There were women in the Fisk Jubilee Singers and in the Wilmington Jubilee Singers, which criss-crossed Britain and the continent from the late 1870s. The Wilmingtons are named on page 085. The Fisk Jubilee Singers first reached Britain in 1873 and their successes in gathering financial support by presenting Spirituals was detailed in The Story of the Jubilee Singers with Their Songs published many times (the London, 1876 edition had the above photograph) and in Andrew Ward Dark Midnight When I Rise (New York: 2000). Thomas Rutling (top right) died in Yorkshire in 1915. The charismatic Jennie Jackson (left) born a slave, died in 1910, having toured with slave-born Maggie Porter (top left) and her independent choir as well as that run by Frederick Loudin (next to Rutling) who is credited with introducing British composer Samuel Coleridge-Taylor to the music. Porter refused to step foot in the South, and kept that vow until 1931; she died aged 89 in 1942. Mabel Lewis (seated, 2nd from left) also founded her own troupe and died in 1935. Ella Sheppard (left elbow on table) died following an operation in 1914; Maggie Carnes with Porter and Jackson toured round the world including many months in Australia in Loudin’s troupe before reaching England again in the late 1890s. America Robinson was also born in slavery, and had been one of the first to study at Fisk University in 1866 aged eleven and was the only Jubilee Singer to received a B.A. from Fisk. The Fisks were neat and polite, sang very well, and made good impressions all over Britain and the continent. Other women who toured with the Fisks over the years included Georgia Gordon, Minnie Tate and Julia Jackson. Photographs of the groups and the individuals were taken in Edinburgh in 1873, Birmingham and Manchester in 1874, Carlisle in 1876. Their recitals were always reviewed in the local press. Loudin’s troupe benefited from the financial wisdom of his wife Harriet who welcomed Coleridge-Taylor to their home in Ohio in 1904, not long after her husband’s death. There were spin off groups using the Fisk name, such as the Fisk Trio which was active in Britain in the 1900s and 1910s (see page 049) and had two female members.
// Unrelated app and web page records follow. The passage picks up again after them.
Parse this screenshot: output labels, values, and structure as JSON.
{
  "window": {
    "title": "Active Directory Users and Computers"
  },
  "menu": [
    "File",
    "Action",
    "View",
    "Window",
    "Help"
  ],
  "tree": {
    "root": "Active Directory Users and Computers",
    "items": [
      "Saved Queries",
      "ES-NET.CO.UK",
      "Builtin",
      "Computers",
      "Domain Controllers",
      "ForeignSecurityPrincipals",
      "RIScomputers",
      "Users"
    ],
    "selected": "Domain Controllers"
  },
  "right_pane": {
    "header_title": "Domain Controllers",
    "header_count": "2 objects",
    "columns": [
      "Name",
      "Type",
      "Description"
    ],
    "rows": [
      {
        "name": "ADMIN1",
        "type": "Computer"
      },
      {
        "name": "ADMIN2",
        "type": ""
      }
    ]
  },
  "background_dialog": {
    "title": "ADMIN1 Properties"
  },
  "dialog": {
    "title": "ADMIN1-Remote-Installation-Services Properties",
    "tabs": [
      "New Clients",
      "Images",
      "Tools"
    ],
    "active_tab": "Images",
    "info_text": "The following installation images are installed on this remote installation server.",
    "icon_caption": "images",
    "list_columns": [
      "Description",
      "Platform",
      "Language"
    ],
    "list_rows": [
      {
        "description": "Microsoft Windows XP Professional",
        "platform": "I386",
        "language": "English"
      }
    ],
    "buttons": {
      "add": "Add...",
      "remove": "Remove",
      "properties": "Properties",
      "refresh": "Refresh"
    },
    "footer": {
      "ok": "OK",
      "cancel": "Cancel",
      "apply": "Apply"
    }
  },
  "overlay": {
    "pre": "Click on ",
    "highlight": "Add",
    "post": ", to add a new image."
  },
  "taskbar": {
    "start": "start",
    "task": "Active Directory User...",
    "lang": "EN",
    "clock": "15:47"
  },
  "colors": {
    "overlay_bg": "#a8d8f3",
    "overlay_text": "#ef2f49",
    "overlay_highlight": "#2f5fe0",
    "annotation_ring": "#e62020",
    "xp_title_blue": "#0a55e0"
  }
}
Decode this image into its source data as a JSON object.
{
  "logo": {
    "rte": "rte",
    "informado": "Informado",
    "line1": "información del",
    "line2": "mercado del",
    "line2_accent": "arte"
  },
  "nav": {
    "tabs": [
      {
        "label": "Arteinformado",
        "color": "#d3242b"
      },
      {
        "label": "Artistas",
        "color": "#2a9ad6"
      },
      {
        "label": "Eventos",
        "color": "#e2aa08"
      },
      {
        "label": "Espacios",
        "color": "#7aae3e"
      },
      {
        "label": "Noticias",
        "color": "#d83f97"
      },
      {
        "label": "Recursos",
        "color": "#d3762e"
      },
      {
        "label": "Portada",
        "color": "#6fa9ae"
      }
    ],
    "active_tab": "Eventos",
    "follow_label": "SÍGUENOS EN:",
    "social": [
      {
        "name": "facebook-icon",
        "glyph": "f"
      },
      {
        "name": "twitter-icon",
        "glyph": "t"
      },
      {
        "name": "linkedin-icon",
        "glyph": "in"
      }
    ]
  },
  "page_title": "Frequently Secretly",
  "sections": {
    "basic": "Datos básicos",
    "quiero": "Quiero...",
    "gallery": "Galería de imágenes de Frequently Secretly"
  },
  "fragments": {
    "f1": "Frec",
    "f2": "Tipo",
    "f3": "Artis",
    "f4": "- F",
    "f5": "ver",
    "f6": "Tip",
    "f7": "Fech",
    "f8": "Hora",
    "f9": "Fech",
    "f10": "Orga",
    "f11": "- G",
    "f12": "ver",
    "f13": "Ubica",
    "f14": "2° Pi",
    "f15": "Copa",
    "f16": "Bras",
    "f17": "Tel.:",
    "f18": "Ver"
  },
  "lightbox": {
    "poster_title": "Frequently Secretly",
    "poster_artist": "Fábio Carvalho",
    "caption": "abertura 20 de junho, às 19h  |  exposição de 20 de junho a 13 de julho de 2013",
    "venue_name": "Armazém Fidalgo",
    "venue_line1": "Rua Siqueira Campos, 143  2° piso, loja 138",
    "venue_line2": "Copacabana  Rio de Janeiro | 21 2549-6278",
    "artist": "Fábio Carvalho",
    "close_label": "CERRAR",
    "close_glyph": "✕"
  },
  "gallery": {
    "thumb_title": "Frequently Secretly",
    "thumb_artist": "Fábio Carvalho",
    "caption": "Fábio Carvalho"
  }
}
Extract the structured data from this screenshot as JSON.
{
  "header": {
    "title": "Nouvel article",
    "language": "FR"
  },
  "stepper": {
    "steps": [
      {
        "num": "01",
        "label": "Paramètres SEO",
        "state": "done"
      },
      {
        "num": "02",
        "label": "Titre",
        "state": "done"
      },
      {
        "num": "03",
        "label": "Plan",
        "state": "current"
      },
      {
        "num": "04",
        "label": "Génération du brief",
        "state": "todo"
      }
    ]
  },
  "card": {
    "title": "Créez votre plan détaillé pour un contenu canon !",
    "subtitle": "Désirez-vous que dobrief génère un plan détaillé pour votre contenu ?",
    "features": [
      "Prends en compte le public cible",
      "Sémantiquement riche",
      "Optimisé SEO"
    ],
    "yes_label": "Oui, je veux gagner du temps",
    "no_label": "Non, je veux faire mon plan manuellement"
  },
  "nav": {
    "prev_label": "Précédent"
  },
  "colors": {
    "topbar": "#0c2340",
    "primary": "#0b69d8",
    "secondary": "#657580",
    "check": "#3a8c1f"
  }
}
A Jamaican named Agnes Foster spent forty years in England and returned to Jamaica where, in the 1880s, she was one of the two pioneers establishing the Salvation Army on the island. See page 156 of this site, written in November 2015, which shows she died in Eccles, England in 1910.
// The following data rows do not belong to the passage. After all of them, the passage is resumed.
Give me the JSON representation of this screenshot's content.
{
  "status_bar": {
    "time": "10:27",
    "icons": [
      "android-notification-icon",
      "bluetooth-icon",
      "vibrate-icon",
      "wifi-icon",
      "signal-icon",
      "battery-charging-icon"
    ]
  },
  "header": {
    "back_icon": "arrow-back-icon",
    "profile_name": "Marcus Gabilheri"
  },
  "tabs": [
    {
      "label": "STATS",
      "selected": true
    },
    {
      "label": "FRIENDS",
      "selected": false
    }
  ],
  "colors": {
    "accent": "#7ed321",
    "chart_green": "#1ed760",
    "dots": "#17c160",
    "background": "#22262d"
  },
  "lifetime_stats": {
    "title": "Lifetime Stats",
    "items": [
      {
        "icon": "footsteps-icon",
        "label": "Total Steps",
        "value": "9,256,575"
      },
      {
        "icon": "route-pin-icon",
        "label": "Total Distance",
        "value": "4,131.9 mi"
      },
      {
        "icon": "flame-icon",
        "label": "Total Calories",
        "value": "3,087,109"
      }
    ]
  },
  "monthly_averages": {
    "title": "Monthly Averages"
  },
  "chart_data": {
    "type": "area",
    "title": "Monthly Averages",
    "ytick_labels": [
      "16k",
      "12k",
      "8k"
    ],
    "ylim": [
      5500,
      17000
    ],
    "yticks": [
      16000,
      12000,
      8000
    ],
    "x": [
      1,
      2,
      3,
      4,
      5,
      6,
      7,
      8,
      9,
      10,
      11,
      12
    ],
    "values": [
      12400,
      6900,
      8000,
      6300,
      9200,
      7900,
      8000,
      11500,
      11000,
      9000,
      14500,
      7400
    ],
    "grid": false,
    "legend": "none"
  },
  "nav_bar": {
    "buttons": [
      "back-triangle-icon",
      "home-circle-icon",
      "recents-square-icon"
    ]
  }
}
Since writing the above more detailed information led to more pages, also relating to other black women in 19th century Britain: pages 099, 120, 129, 131 and 143. And in mid-2015 pages 149 and 152. And 156.
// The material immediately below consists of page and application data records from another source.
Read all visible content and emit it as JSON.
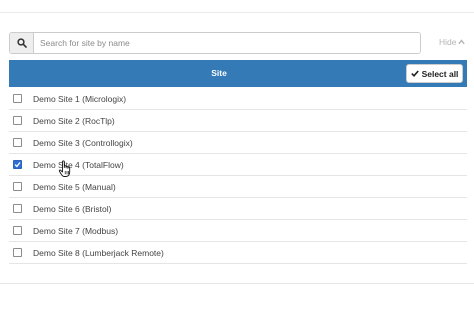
{
  "search": {
    "placeholder": "Search for site by name",
    "value": "",
    "icon": "search-icon"
  },
  "hide_toggle": {
    "label": "Hide",
    "icon": "chevron-up-icon"
  },
  "table": {
    "header": "Site",
    "select_all_label": "Select all",
    "select_all_icon": "check-icon",
    "header_color": "#337ab7"
  },
  "sites": [
    {
      "label": "Demo Site 1 (Micrologix)",
      "checked": false
    },
    {
      "label": "Demo Site 2 (RocTlp)",
      "checked": false
    },
    {
      "label": "Demo Site 3 (Controllogix)",
      "checked": false
    },
    {
      "label": "Demo Site 4 (TotalFlow)",
      "checked": true
    },
    {
      "label": "Demo Site 5 (Manual)",
      "checked": false
    },
    {
      "label": "Demo Site 6 (Bristol)",
      "checked": false
    },
    {
      "label": "Demo Site 7 (Modbus)",
      "checked": false
    },
    {
      "label": "Demo Site 8 (Lumberjack Remote)",
      "checked": false
    }
  ]
}
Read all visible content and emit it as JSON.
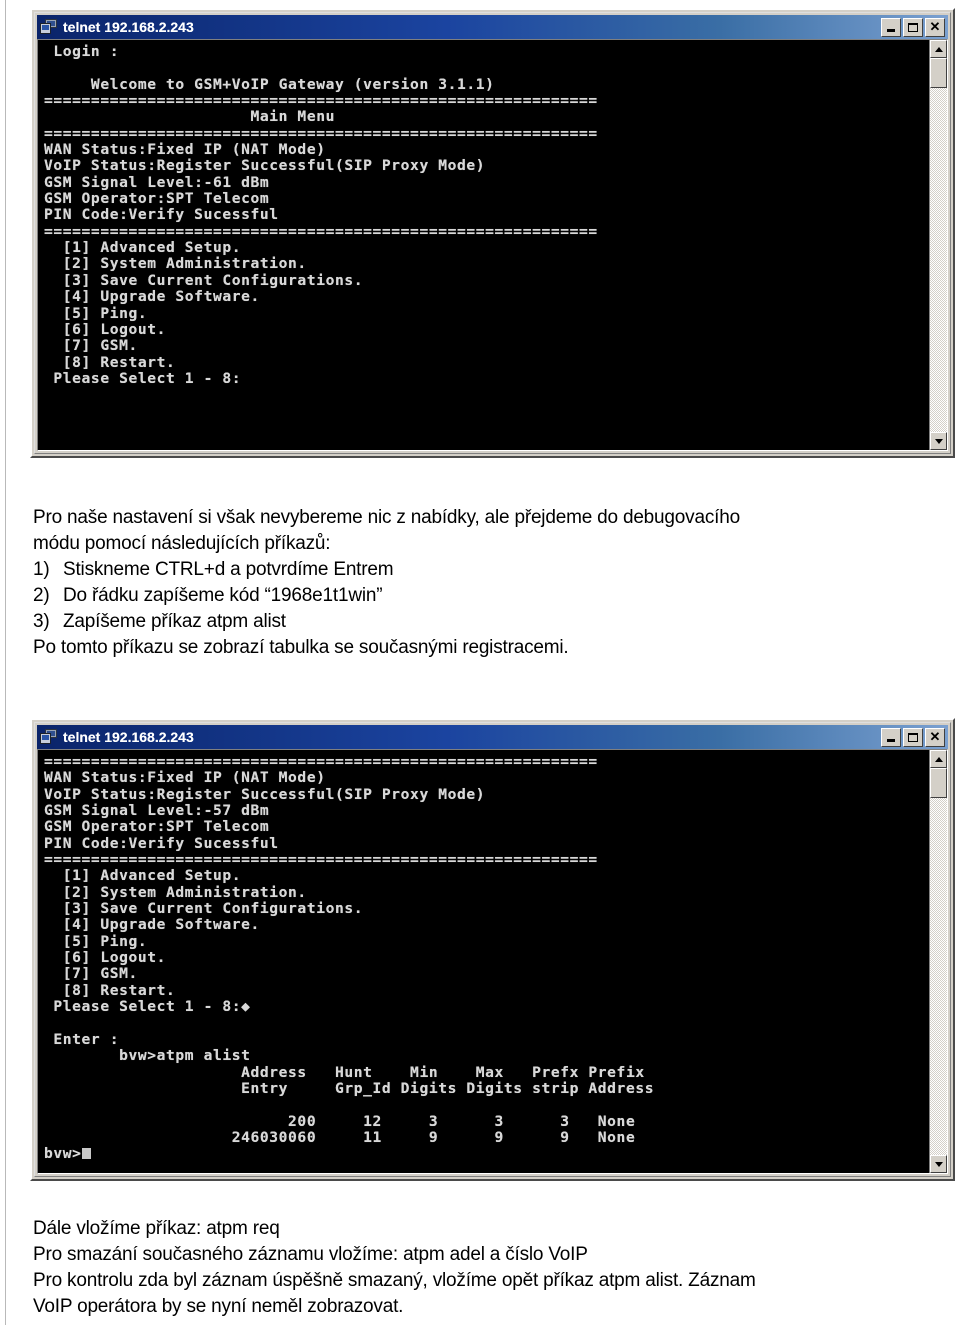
{
  "document": {
    "language": "cs"
  },
  "window1": {
    "title": "telnet 192.168.2.243",
    "icon": "computer-icon",
    "buttons": {
      "minimize": "minimize",
      "maximize": "maximize",
      "close": "close"
    },
    "terminal_lines": [
      " Login :",
      "",
      "     Welcome to GSM+VoIP Gateway (version 3.1.1)",
      "===========================================================",
      "                      Main Menu",
      "===========================================================",
      "WAN Status:Fixed IP (NAT Mode)",
      "VoIP Status:Register Successful(SIP Proxy Mode)",
      "GSM Signal Level:-61 dBm",
      "GSM Operator:SPT Telecom",
      "PIN Code:Verify Sucessful",
      "===========================================================",
      "  [1] Advanced Setup.",
      "  [2] System Administration.",
      "  [3] Save Current Configurations.",
      "  [4] Upgrade Software.",
      "  [5] Ping.",
      "  [6] Logout.",
      "  [7] GSM.",
      "  [8] Restart.",
      " Please Select 1 - 8:"
    ]
  },
  "prose1": {
    "line1": "Pro naše nastavení si však nevybereme nic z nabídky, ale přejdeme do debugovacího",
    "line2": "módu pomocí následujících příkazů:",
    "steps": [
      {
        "num": "1)",
        "text": "Stiskneme CTRL+d a potvrdíme Entrem"
      },
      {
        "num": "2)",
        "text": "Do řádku zapíšeme kód “1968e1t1win”"
      },
      {
        "num": "3)",
        "text": "Zapíšeme příkaz  atpm alist"
      }
    ],
    "line3": "Po tomto příkazu se zobrazí tabulka se současnými registracemi."
  },
  "window2": {
    "title": "telnet 192.168.2.243",
    "icon": "computer-icon",
    "buttons": {
      "minimize": "minimize",
      "maximize": "maximize",
      "close": "close"
    },
    "terminal_lines": [
      "===========================================================",
      "WAN Status:Fixed IP (NAT Mode)",
      "VoIP Status:Register Successful(SIP Proxy Mode)",
      "GSM Signal Level:-57 dBm",
      "GSM Operator:SPT Telecom",
      "PIN Code:Verify Sucessful",
      "===========================================================",
      "  [1] Advanced Setup.",
      "  [2] System Administration.",
      "  [3] Save Current Configurations.",
      "  [4] Upgrade Software.",
      "  [5] Ping.",
      "  [6] Logout.",
      "  [7] GSM.",
      "  [8] Restart.",
      " Please Select 1 - 8:◆",
      "",
      " Enter :",
      "        bvw>atpm alist",
      "                     Address   Hunt    Min    Max   Prefx Prefix",
      "                     Entry     Grp_Id Digits Digits strip Address",
      "",
      "                          200     12     3      3      3   None",
      "                    246030060     11     9      9      9   None"
    ],
    "prompt": "bvw>",
    "atpm_table": {
      "headers_row1": [
        "Address",
        "Hunt",
        "Min",
        "Max",
        "Prefx",
        "Prefix"
      ],
      "headers_row2": [
        "Entry",
        "Grp_Id",
        "Digits",
        "Digits",
        "strip",
        "Address"
      ],
      "rows": [
        {
          "address_entry": "200",
          "hunt_grp_id": "12",
          "min_digits": "3",
          "max_digits": "3",
          "prefx_strip": "3",
          "prefix_address": "None"
        },
        {
          "address_entry": "246030060",
          "hunt_grp_id": "11",
          "min_digits": "9",
          "max_digits": "9",
          "prefx_strip": "9",
          "prefix_address": "None"
        }
      ]
    }
  },
  "prose2": {
    "line1": "Dále vložíme příkaz: atpm req",
    "line2": "Pro smazání současného záznamu vložíme: atpm adel a číslo VoIP",
    "line3": "Pro kontrolu zda byl záznam úspěšně smazaný, vložíme opět příkaz atpm alist. Záznam",
    "line4": "VoIP operátora by se nyní neměl zobrazovat."
  },
  "colors": {
    "titlebar_start": "#0a246a",
    "titlebar_end": "#7aa0d0",
    "window_face": "#d4d0c8",
    "terminal_bg": "#000000",
    "terminal_fg": "#d8d8d8",
    "page_bg": "#ffffff"
  }
}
I am indebted to David Killingray for suggesting this topic